If it succeeds, then almost one quarter of our vast nation will be covered in forest by 2020. The country has already invested more than $100 billion in conservation efforts over the last 10 years. Its scientists are using cutting edge technology to identify places of high ecological importance in order to establish a series of protected areas across the country. China is testing a new metric, known as Gross Ecosystem Product, to measure the contribution of nature to human well-being. I believe my country is beginning to reconnect with its traditions; with its ancient thinkers who encouraged humans to live in greater harmony with the natural world. Somewhere along the line, we forgot this. But if we know one thing about humanity, it’s that when we set our minds to something anything is possible!
China has also begun to show strong leadership in the field of wildlife protection, which is very near and dear to my heart. It pledged to ban the commercial trade in ivory by the end of the year and has already started this implementation. Conservationists in Africa, where the ivory trade fuelled the slaughter of an estimated 100,000 elephants in a three year period alone and reduced the forest elephant population by 60% in a decade, say the move has already started to have a major impact on the poaching cartels responsible for the killing: the price of ivory has slumped as has the amount paid to poachers.
I am extremely proud of this victory. Campaigners have worked tirelessly for years to raise awareness about the scale of the slaughter in Africa, the corruption the ivory trade fuels and the global criminal networks it finances.
Last year, I helped to launch a massive campaign with UN Environment that seeks to end the illegal trade in wildlife by inspiring people to make choices that don’t drive species to extinction. The Wild for Life campaign has already reached over 1 billion people around the world in eight languages, inspiring 12,000 pledges of action and 4.5 million social media interactions. It was also awarded by Weibo (Chinese Twitter) as one of the top 10 most influential advocacy campaigns for 2016.
For me, all this is proof that individual choice and raised public awareness has immense power to affect change. That’s why I’m so excited about this year’s World Environment Day, which will call on all of us to take time out of our busy daily routines to connect with nature, with the slogan “I’m With Nature.” This can be as simple as visiting our nearest park or taking a stroll in a public garden to remind ourselves of nature’s beauty and the health benefits it brings. It can mean planting a tree, creating an urban garden, savouring a few fresh basil leaves from our herbs or hanging plants on our balconies to help maintain the insect-variety of wildlife in our cities.
To support their citizens’ efforts on 5 June, governments can organize beach clean-ups, encourage citizen science projects, ask schools to take their pupils on nature outings or incentivize people to visit national parks. Canada, which will host World Environment Day will make entrance to its national parks free for a whole year! Others should follow suit.

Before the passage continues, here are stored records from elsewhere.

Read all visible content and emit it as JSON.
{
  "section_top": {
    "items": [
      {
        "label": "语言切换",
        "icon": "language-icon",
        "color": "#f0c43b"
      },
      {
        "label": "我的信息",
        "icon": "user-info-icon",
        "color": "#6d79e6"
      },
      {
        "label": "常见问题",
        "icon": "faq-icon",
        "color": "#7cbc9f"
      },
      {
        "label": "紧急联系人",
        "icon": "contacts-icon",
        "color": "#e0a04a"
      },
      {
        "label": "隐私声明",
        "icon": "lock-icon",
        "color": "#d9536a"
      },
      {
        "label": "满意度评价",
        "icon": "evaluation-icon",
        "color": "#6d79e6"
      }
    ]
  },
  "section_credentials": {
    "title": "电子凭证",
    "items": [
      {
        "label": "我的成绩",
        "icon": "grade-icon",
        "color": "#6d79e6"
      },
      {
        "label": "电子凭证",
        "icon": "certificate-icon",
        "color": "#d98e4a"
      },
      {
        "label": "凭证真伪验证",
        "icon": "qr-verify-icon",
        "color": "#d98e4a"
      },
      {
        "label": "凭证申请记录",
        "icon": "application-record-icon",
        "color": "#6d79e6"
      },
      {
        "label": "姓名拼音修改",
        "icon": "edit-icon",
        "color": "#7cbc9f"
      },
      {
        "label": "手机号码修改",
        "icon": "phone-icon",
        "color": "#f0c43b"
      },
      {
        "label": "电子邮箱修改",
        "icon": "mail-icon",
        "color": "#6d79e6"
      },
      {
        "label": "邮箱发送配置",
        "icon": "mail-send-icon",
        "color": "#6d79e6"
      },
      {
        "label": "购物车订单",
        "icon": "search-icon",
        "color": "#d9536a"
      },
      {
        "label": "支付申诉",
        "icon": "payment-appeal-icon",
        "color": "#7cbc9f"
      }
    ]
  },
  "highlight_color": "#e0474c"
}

Ancient philosophers understood the importance of living in harmony with nature. They knew what science is starting to prove: that connecting with nature is good for our well-being. It is time we began to act on this wisdom once more. We owe it to ourselves and to the environment, which, if looked after properly, will continue to look after us long into the future.
So for World Environment Day, I ask you to notice nature — close to home or further afield and share how you are #withnature at www.worldenvironmentday.global
This article is also appearing in the Huffington Post.